Smooth Operator

There are conceptual similarities between SA‑3 and plug‑ins such as Oeksound’s Soothe 2 and Soundtheory’s Gulfoss, but in practice, it’s distinctly and usefully different from those products, and has its own strengths. Regardless of its rebranding as a general‑purpose ‘spectral processor’, SA‑3 still shines most of all on vocals. With an almost magical knack for zapping unwanted honks and exaggerated overtones, it tracks changing notes and timbres smoothly and effortlessly. Bump the high‑pass filter up to 4kHz or so and it becomes an absolutely superb de‑esser. Changing the Attack time can make quite a difference to the amount of processing that takes place, sometimes more so than adjustments to the Detect or Range controls, but I found that I generally got the most natural results by leaving it somewhere in the middle.

SA‑3 is pretty much the proverbial ‘make it sound better’ box...

As far as vocals are concerned, in fact, SA‑3 is pretty much the proverbial ‘make it sound better’ box. It doesn’t audibly compress voices; nor does it make obvious tonal changes unless pushed quite hard. It just makes it sound as though you’d done a better job of recording them in the first place. On other sources, it always keeps the Hippocratic oath, but depending on the instrument, it’s occasionally hard to get it to do enough. For example, even when I dialled in a huge Bias boost at 400Hz and cranked the Detect and Range controls, it was reluctant to get too involved with a ringy snare track. By contrast, it works brilliantly for invisibly polishing things like fingerstyle guitar; and on a DI’ed bass part where the fundamental is just a bit too heavy, SA‑3 will follow it up and down the fretboard to keep it locked down in a way that no conventional EQ or multiband compressor can.

There is clearly some very clever tech at work under SA‑3’s hood, but as ever, that’s only part of the story. What’s just as important is the way McDSP have developed a simple, intuitive front end to allow you to control that tech. It’s almost a challenge to get SA‑3 to do something that sounds obviously processed or unnatural.
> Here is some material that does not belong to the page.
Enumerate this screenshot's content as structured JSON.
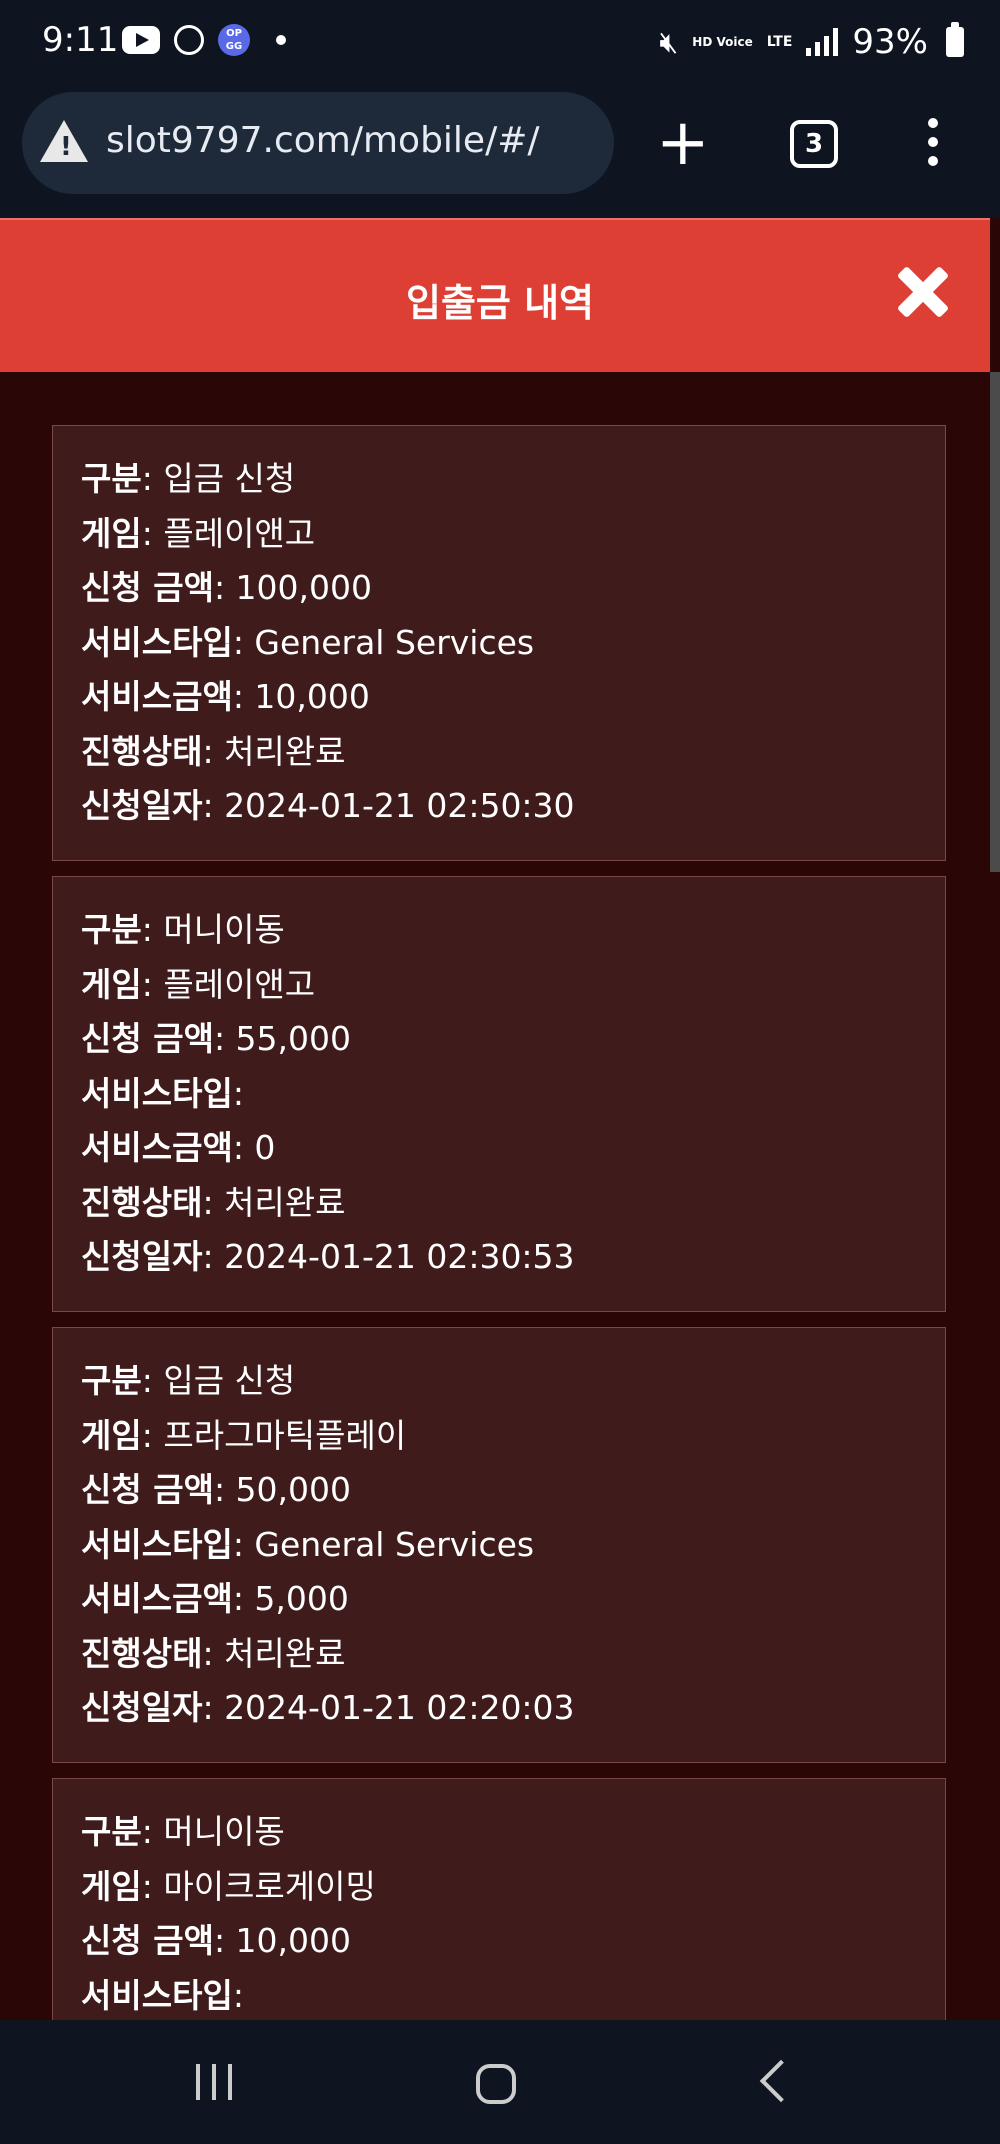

Most of the time you won’t know it’s doing anything at all — until you hit the bypass button.


With advanced multiband processing controlled by a few well‑chosen parameters, SA‑3 is an intuitive plug‑in that will polish your vocals up a treat.